**Assignment:**
The data below should be repeated exactly and in full.

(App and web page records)

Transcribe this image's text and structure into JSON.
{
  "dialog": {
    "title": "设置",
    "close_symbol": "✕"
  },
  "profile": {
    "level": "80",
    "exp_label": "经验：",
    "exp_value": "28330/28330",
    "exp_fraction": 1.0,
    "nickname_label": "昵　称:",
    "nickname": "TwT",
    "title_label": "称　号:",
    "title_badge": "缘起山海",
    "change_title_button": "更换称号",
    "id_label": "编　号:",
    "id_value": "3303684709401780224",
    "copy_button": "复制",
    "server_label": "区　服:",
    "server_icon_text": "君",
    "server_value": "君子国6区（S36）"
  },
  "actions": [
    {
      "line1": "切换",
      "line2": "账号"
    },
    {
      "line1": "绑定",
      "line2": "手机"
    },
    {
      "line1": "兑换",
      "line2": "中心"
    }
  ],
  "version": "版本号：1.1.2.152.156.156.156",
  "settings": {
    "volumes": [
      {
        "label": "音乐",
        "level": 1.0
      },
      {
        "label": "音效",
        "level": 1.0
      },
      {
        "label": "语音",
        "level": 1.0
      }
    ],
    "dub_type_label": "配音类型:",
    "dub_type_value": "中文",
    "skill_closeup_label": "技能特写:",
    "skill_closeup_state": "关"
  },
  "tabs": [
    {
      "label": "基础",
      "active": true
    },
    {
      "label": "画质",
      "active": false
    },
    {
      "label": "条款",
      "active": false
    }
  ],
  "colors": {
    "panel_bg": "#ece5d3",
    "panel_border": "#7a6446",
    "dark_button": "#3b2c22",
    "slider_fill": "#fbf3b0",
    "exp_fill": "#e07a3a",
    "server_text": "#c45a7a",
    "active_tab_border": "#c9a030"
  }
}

**Task response:**
Transcribe this image's text and structure into JSON.
{
  "dialog": {
    "title": "设置",
    "close_symbol": "✕"
  },
  "profile": {
    "level": "80",
    "exp_label": "经验：",
    "exp_value": "28330/28330",
    "exp_fraction": 1.0,
    "nickname_label": "昵　称:",
    "nickname": "TwT",
    "title_label": "称　号:",
    "title_badge": "缘起山海",
    "change_title_button": "更换称号",
    "id_label": "编　号:",
    "id_value": "3303684709401780224",
    "copy_button": "复制",
    "server_label": "区　服:",
    "server_icon_text": "君",
    "server_value": "君子国6区（S36）"
  },
  "actions": [
    {
      "line1": "切换",
      "line2": "账号"
    },
    {
      "line1": "绑定",
      "line2": "手机"
    },
    {
      "line1": "兑换",
      "line2": "中心"
    }
  ],
  "version": "版本号：1.1.2.152.156.156.156",
  "settings": {
    "volumes": [
      {
        "label": "音乐",
        "level": 1.0
      },
      {
        "label": "音效",
        "level": 1.0
      },
      {
        "label": "语音",
        "level": 1.0
      }
    ],
    "dub_type_label": "配音类型:",
    "dub_type_value": "中文",
    "skill_closeup_label": "技能特写:",
    "skill_closeup_state": "关"
  },
  "tabs": [
    {
      "label": "基础",
      "active": true
    },
    {
      "label": "画质",
      "active": false
    },
    {
      "label": "条款",
      "active": false
    }
  ],
  "colors": {
    "panel_bg": "#ece5d3",
    "panel_border": "#7a6446",
    "dark_button": "#3b2c22",
    "slider_fill": "#fbf3b0",
    "exp_fill": "#e07a3a",
    "server_text": "#c45a7a",
    "active_tab_border": "#c9a030"
  }
}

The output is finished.